By: Megan Williams
At Coral Restoration Foundation, we strive to rebuild and restore our reefs throughout the Florida Keys. Historically, the Florida Reef Tract has been dominated by the reef-building species, staghorn (Acropora cervicornis) and elkhorn (Acropora palmata) coral. However, it is believed that over the past 40 years, across the Caribbean and South Florida, we have experienced about 80% loss of the most complex reefs. But why is it so important to have these reef-building species present on a reef?
1. Increased habitat for fish and invertebrate species.
By increasing the amount of staghorn and elkhorn corals on a reef, there is also an increase in the number of nooks and crannies where fish can live. While there are many other reef-building species of coral throughout the Caribbean, these two once dominant corals offer the most branching and intricate shape to allow a diverse number of habitats for other species to use. Corals such as brain, boulder, and pillar coral, which have lately been able to be more successful on our reefs, offer less versatility and spaces for fish and invertebrates to be protected and thrive.
2. Increased surface area to aid in protection of coastlines from damaging wave action and tropical storms.
Reefs across the world are vital to our coastlines, as they serve as a natural barrier to damaging waves, storms, and resulting erosion. However, when a reef is less structurally complex, it is not able to accomplish this protection as easily. The addition of strong, branching corals to a reef gives it more surface area, which in turn more effectively breaks up and reduces wave action moving over a reef.
3. Increase species biodiversity.
Studies have shown that there is a linear relationship in the number of branching corals and the species biodiversity on our reefs. This means that with increasing reef structure, there is increasing species diversity. With more habitat, herbivorous fish will be able to keep the algal cover on a reef low, leading to a more stable ecosystem with higher biodiversity. This is important in a number of ways, but primarily because there are more species able to live and be successful. This also benefits us by allowing us to see and appreciate the beauty of a healthy coral reef. We also benefit from reefs financially. A healthy, biodiverse ecosystem can support greater tourism and fisheries industries.
The reefs in our world are struggling. While some may seem to have a high coral cover in terms of large boulder corals, sea fans and whips, etc. it is important to keep in mind that, while stable, these reefs are not the healthiest they can be. By outplanting and trying to bring back our branching staghorn and elkhorn coral population on Florida reefs, Coral Restoration Foundation is working to bring back the reef structural complexity that will benefit fish, invertebrates, and us for a long time to come.

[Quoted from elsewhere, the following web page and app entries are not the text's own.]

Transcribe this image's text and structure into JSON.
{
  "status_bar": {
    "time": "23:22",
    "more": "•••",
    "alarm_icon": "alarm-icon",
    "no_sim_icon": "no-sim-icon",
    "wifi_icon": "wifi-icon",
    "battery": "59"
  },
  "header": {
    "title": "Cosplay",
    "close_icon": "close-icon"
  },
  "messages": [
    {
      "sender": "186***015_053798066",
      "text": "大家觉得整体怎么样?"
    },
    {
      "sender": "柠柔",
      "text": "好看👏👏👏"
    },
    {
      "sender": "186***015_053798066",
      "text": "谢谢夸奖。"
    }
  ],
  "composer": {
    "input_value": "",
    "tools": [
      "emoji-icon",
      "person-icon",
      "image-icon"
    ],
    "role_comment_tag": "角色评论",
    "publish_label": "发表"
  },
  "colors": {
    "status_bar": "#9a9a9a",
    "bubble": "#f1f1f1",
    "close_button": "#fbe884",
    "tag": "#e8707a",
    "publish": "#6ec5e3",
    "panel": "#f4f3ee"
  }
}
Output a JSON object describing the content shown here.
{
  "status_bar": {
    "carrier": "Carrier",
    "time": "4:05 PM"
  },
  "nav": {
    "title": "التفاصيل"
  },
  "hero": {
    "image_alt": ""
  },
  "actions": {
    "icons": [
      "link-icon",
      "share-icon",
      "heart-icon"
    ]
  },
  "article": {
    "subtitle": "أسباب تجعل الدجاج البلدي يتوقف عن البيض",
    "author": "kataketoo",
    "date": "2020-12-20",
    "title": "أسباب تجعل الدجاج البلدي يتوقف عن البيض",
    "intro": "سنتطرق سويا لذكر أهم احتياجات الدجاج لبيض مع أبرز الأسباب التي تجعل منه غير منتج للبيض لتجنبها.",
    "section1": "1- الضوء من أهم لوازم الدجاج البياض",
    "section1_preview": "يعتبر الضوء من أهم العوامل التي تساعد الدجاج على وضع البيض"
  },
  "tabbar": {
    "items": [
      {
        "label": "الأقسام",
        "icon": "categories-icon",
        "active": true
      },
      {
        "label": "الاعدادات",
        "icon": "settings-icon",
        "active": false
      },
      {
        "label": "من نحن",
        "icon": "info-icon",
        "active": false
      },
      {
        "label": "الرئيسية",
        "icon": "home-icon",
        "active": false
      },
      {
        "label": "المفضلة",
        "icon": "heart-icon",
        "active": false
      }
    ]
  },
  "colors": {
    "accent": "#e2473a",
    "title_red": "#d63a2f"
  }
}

Alvarez-Filip L, Dulvy NK, Cote IM, Watkinson AR, Gill JA. “Coral identity underpins architectural complexity on Caribbean reefs.” Ecological Adaptations. 2011; 21; 2223-2231